Joanne woke up one morning not feeling well. It could be a regular winter virus, but it could also be something more serious, and with her notoriously weak immune system, she always errs on the side of caution. Joanne calls in sick and makes a doctor’s appointment. As she sits in the waiting room, she suddenly starts feeling anxious. The ticking of the clock pounds her head like a hammer, and her heart threatens to jump out of her chest. She tries to get the attention of the secretary behind the desk, but her throat is stuck closed with crazy glue, and her body is as heavy as a tonne of bricks.
Joanne is experiencing a full-blown panic attack, triggered by a normal, everyday situation. As someone who has lived with chronic pain and illness for her entire life, Joanne has undergone more diagnostic tests and medical procedures than she can count. She has suffered through years of invasive treatments, horrible side effects, endless bureaucracy, doubtful doctors, and of course, debilitating physical pain. Despite the fact that she was waiting for a routine doctor’s appointment, anything even slightly associated with the medical system has the power to completely derail her.
Trauma triggers and chronic pain
Many people who live with chronic pain also experience trauma. Trauma triggers are psychological stimuli that recall a previous traumatic experience, whether it be a life-threatening accident, violating medical treatments, or the challenges of living with something that no one else can understand. They can be indirect or amorphous – like a smell, noise, or feeling – or more obvious and predictable – like the site of an accident or an invasive medical procedure. In some cases, those that are triggered have no idea what triggered them and why, nevermind what deep trauma is being recalled.
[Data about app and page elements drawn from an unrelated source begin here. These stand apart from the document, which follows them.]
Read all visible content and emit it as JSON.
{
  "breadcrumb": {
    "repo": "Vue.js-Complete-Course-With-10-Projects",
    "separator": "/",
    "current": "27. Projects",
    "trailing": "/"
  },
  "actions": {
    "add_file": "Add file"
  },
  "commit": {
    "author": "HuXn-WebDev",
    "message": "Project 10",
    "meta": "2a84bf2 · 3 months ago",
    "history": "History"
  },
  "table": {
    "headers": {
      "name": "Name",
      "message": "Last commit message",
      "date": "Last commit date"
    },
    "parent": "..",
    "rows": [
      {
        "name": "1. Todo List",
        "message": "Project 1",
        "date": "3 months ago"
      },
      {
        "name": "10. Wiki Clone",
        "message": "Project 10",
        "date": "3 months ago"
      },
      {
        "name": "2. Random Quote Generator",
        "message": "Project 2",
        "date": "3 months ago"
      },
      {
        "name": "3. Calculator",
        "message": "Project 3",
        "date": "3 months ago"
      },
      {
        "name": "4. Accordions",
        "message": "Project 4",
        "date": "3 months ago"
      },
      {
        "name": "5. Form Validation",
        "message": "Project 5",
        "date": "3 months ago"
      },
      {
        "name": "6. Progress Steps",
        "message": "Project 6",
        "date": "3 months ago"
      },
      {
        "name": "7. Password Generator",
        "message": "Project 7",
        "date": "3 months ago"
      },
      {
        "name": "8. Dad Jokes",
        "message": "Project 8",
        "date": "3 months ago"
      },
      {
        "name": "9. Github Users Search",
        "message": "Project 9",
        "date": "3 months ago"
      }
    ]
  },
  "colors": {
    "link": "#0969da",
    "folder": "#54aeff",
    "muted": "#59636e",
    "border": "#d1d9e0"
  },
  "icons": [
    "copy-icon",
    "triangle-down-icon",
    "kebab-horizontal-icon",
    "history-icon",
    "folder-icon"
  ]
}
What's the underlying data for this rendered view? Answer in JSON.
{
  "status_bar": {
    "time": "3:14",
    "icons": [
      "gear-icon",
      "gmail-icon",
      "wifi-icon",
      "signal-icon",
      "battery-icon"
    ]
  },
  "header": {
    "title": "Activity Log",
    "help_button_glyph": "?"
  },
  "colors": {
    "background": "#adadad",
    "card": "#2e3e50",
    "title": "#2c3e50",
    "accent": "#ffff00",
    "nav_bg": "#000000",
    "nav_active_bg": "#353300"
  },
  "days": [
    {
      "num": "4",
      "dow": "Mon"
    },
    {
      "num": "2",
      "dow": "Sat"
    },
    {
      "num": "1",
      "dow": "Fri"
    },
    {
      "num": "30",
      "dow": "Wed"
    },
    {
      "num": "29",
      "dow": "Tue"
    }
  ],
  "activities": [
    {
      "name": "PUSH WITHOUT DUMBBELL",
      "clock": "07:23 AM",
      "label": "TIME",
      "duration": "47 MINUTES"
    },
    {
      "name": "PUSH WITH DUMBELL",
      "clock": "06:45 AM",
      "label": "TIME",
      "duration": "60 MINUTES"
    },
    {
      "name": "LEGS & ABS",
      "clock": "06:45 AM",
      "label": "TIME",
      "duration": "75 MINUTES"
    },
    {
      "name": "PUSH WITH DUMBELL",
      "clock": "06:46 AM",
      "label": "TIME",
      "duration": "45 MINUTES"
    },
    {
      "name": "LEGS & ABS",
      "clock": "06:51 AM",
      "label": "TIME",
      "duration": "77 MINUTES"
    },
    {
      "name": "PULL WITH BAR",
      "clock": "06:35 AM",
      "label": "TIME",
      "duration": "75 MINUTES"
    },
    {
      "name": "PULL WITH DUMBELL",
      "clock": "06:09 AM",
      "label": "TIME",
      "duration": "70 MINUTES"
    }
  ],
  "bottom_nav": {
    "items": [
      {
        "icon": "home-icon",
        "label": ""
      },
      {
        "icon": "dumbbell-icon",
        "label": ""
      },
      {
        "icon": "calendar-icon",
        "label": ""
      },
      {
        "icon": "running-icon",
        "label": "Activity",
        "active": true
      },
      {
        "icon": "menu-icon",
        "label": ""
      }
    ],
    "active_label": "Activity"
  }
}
When triggered, the Fight, Flight, or Freeze alarm bells in our brain go off, communicating that we are in immediate and life-threatening danger and must focus solely on survival. In many situations, pain itself is interpreted as a threat from which the brain needs to protect itself, meaning that those who live with chronic pain may find themselves in a constant state of emergency. Living in fear and panic not only makes it extremely difficult to treat the original pain, but it can also cause heightened stress, pain, and illness.
Joanne is not weak, crazy, or overreacting: she is triggered. Her brain has heroically switched into survival mode in order to protect her, shutting off all body systems that are not connected to this life-saving mission. In this emergency state, it is impossible to fulfill seemingly normal tasks – like waiting for your turn to see the doctor for what is probably a common cold.
Treating chronic pain without understanding trauma
Managing chronic pain sometimes feels like staggering through a maze: every step forward is followed by two steps back. Despite years of effort, sometimes it feels like we haven’t made any progress at all. At Live the Pain, we know that one of the core reasons that many treatment plans fall short of their goals is that they are missing a critical piece of the puzzle: trauma.
It may seem dramatic to suddenly wonder if we have been traumatized – isn’t chronic pain enough? Isn’t trauma something that only happens to victims of serious abuse and soldiers in war? But recognizing that trauma often comes hand in hand with chronic pain is an essential step in determining the path toward healing. If we do not understand what is happening inside our body and brain, how can we move forward? Trying to treat chronic pain without addressing the traumatizing aspects is like shoveling your driveway with a rake. It doesn’t work, because you’re using the wrong tool.
Breakthroughs in trauma research
There has been major progress in the field of trauma treatment in recent years. Once we recognize that there are traumatizing aspects in the chronic pain experience, we have access to a toolbox of evidenced-based methods that can be used to address them. Psychodynamic approaches are now being complimented by those that take into account the inextricable link between our minds, bodies, and emotions, allowing for more integrative and effective treatment.
Among these trauma-informed therapeutic models are EMDR, which combines exposure therapy with guided eye movements, and Somatic Experiencing, a body-oriented approach that provides clinical tools to release the survival energy stored in the body.
These therapeutic models address the root cause of trauma symptoms, helping people release the trauma that has been stored in their minds and bodies, exacerbating their original pain. After years of “talking things through” with a therapist, sometimes a shift in perspective that provides new and more relevant tools can finally help people release all of this damaging, pent up energy. LTP integrates these cutting-edge approaches into all of our programs, because we know that once trauma is released, we can regain a sense of agency over our lives and put our pain back into perspective.
Finding hope in trauma
Obviously, not every person who suffers from chronic pain also experiences trauma, and even for those who do, recognizing and addressing trauma will not magically cure chronic pain. However, by acknowledging the prevalence of trauma in the chronic pain experience, we open up the possibility of new ways of looking at our pain. By incorporating trauma-informed approaches to our treatment plans, we create open roads of hope where we previously saw only brick walls in a maze.